This dissonance between growth rate and macroeconomic indicators in India has already fuelled scepticism worldwide. In early July, the US state department released its annual review of the investment climates in various countries. The report said that India’s “approximately 7.5% growth rate may be overstated.” This prompted Anant to give another interview to The Hindu, in which he said, “GDP does not talk about any specific event. It does not talk about credit or exports, though they are all components of GDP measurement. If we look at individual items, we will get different pictures … Conceptually, it would be incomplete and incorrect without a complete model for analysts to pick up partial pictures and say that this is the reality.” Anant’s response was unsatisfactory, since it mischaracterised the issues raised about the GDP numbers. The critiques based on economic indicators did not analyse mere “individual components” of the economy, but pointed out the absence of factors that make growth possible.

More broadly, the controversy over discrepancies was an indication of the poverty of the Indian media’s discourse on the economy.
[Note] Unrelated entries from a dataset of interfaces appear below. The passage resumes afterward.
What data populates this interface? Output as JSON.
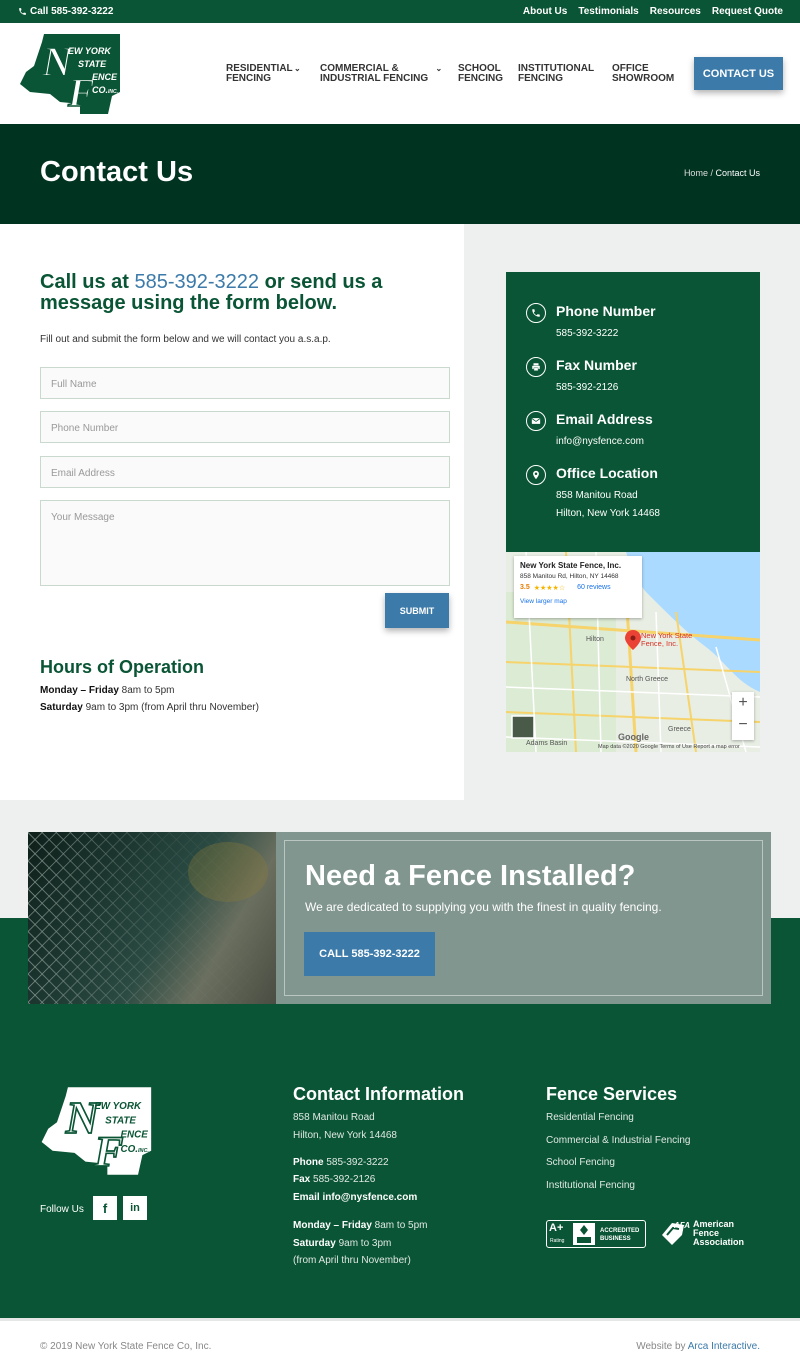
{
  "topbar": {
    "call_label": "Call 585-392-3222",
    "links": [
      "About Us",
      "Testimonials",
      "Resources",
      "Request Quote"
    ]
  },
  "logo": {
    "line1": "EW YORK",
    "line2": "STATE",
    "line3": "ENCE",
    "line4": "CO.",
    "inc": "INC."
  },
  "nav": {
    "items": [
      {
        "line1": "RESIDENTIAL",
        "line2": "FENCING",
        "has_dropdown": true
      },
      {
        "line1": "COMMERCIAL &",
        "line2": "INDUSTRIAL FENCING",
        "has_dropdown": true
      },
      {
        "line1": "SCHOOL",
        "line2": "FENCING",
        "has_dropdown": false
      },
      {
        "line1": "INSTITUTIONAL",
        "line2": "FENCING",
        "has_dropdown": false
      },
      {
        "line1": "OFFICE",
        "line2": "SHOWROOM",
        "has_dropdown": false
      }
    ],
    "contact_button": "CONTACT US"
  },
  "title_band": {
    "title": "Contact Us",
    "breadcrumb_home": "Home",
    "breadcrumb_sep": " / ",
    "breadcrumb_current": "Contact Us"
  },
  "form": {
    "heading_prefix": "Call us at ",
    "heading_phone": "585-392-3222",
    "heading_suffix": " or send us a message using the form below.",
    "intro": "Fill out and submit the form below and we will contact you a.s.a.p.",
    "full_name_placeholder": "Full Name",
    "phone_placeholder": "Phone Number",
    "email_placeholder": "Email Address",
    "message_placeholder": "Your Message",
    "submit_label": "SUBMIT"
  },
  "hours": {
    "title": "Hours of Operation",
    "weekday_label": "Monday – Friday",
    "weekday_hours": " 8am to 5pm",
    "saturday_label": "Saturday",
    "saturday_hours": " 9am to 3pm (from April thru November)"
  },
  "info_card": {
    "phone_label": "Phone Number",
    "phone_value": "585-392-3222",
    "fax_label": "Fax Number",
    "fax_value": "585-392-2126",
    "email_label": "Email Address",
    "email_value": "info@nysfence.com",
    "office_label": "Office Location",
    "office_line1": "858 Manitou Road",
    "office_line2": "Hilton, New York 14468"
  },
  "map": {
    "popup_title": "New York State Fence, Inc.",
    "popup_address": "858 Manitou Rd, Hilton, NY 14468",
    "rating": "3.5",
    "stars": "★★★★☆",
    "reviews": "60 reviews",
    "view_larger": "View larger map",
    "pin_label_1": "New York State",
    "pin_label_2": "Fence, Inc.",
    "town_hilton": "Hilton",
    "town_north_greece": "North Greece",
    "town_greece": "Greece",
    "town_adams_basin": "Adams Basin",
    "google": "Google",
    "footer_text": "Map data ©2020 Google   Terms of Use   Report a map error",
    "zoom_in": "+",
    "zoom_out": "−"
  },
  "cta": {
    "title": "Need a Fence Installed?",
    "subtitle": "We are dedicated to supplying you with the finest in quality fencing.",
    "button": "CALL 585-392-3222"
  },
  "footer": {
    "follow_label": "Follow Us",
    "facebook": "f",
    "linkedin": "in",
    "contact_title": "Contact Information",
    "address_line1": "858 Manitou Road",
    "address_line2": "Hilton, New York 14468",
    "phone_label": "Phone",
    "phone_value": " 585-392-3222",
    "fax_label": "Fax",
    "fax_value": " 585-392-2126",
    "email_label": "Email",
    "email_value": " info@nysfence.com",
    "weekday_label": "Monday – Friday",
    "weekday_hours": " 8am to 5pm",
    "saturday_label": "Saturday",
    "saturday_hours": " 9am to 3pm",
    "season_note": "(from April thru November)",
    "services_title": "Fence Services",
    "services": [
      "Residential Fencing",
      "Commercial & Industrial Fencing",
      "School Fencing",
      "Institutional Fencing"
    ],
    "bbb_grade": "A+",
    "bbb_rating": "Rating",
    "bbb_accredited": "ACCREDITED",
    "bbb_business": "BUSINESS",
    "afa_line1": "American",
    "afa_line2": "Fence",
    "afa_line3": "Association",
    "afa_mark": "AFA"
  },
  "bottom": {
    "copyright": "© 2019 New York State Fence Co, Inc.",
    "credit_prefix": "Website by ",
    "credit_link": "Arca Interactive."
  },
  "colors": {
    "brand_green": "#0a5535",
    "dark_green": "#013321",
    "accent_blue": "#3b7aa9",
    "cta_gray_green": "#829690"
  }
}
Most debates on the country’s economic well-being show an unhealthy obsession with numbers, and especially GDP estimates, when, in fact, the metric’s utility is being questioned the world over. It is becoming increasingly accepted that growth is merely a subset of development. GDP, and therefore growth, fails to account for other important indicators—thus failing to give a holistic view of the health of an economy.

The GDP-obsessed analysis emphasises quantity over quality—to use a medical analogy, it focusses on treating an illness by exponentially increasing the dosage of a particular drug, when another medicine might improve a patient’s health. Further, GDP does not measure income inequality, and thus obscures the fact that a country can show high growth rates even as only a wealthy few prosper at the cost of a poor majority. The depletion of natural resources to increase growth also goes unaccounted for in GDP estimates. By now, these criticisms are well known in Western media.

As a result, governments and economists have been looking for better alternative models, over a hundred of which have been proposed. Though no country has stopped measuring GDP, many have tried to complement it with better indicators to assess national economic well-being. One of the most prominent initiatives to find better ways of understanding national economic health is Beyond GDP, which involves numerous international organisations, including the European Union and the Organisation for Economic Co-operation and Development, or OECD. The OECD ranks its 35 member countries using a metric known as the Better Life Index, whose 11 main indicators comprise housing, environment, income, jobs, community, education, civic engagement, health, life satisfaction, safety and work-life balance.

Another alternate model, called the Genuine Progress Indicator, or GPI, has been adopted by Finland and many US states, including Washington, Vermont, Maryland and Hawaii. According to a Washington state government website, the GPI has been formulated to “complement” the state GDP, so as to “better articulate the actual lived-experiences of its people.” The indicator includes 26 individual metrics under three main categories: economic, environmental and social. In India’s own neighbourhood, Bhutan, in 2008, introduced the Gross National Happiness index, which also includes social and environmental metrics.

The only major metric used by India besides the GDP is the Human Development Index, which just assesses health, education and income. In the Indian context, it is imperative that an index is developed that, along with economic growth, assigns value to the environment, natural resources, quality of life, inequities of caste, class and gender and political freedom, among other factors. Economics journalists would do the country’s public discourse considerable good if they focussed on questions like this about the GDP, rather than making wild allegations of data fudging.

Aakanksha Kaushik is an Assistant Professor (Economics) at University School of Management and Entrepreneurship, Delhi Technological University.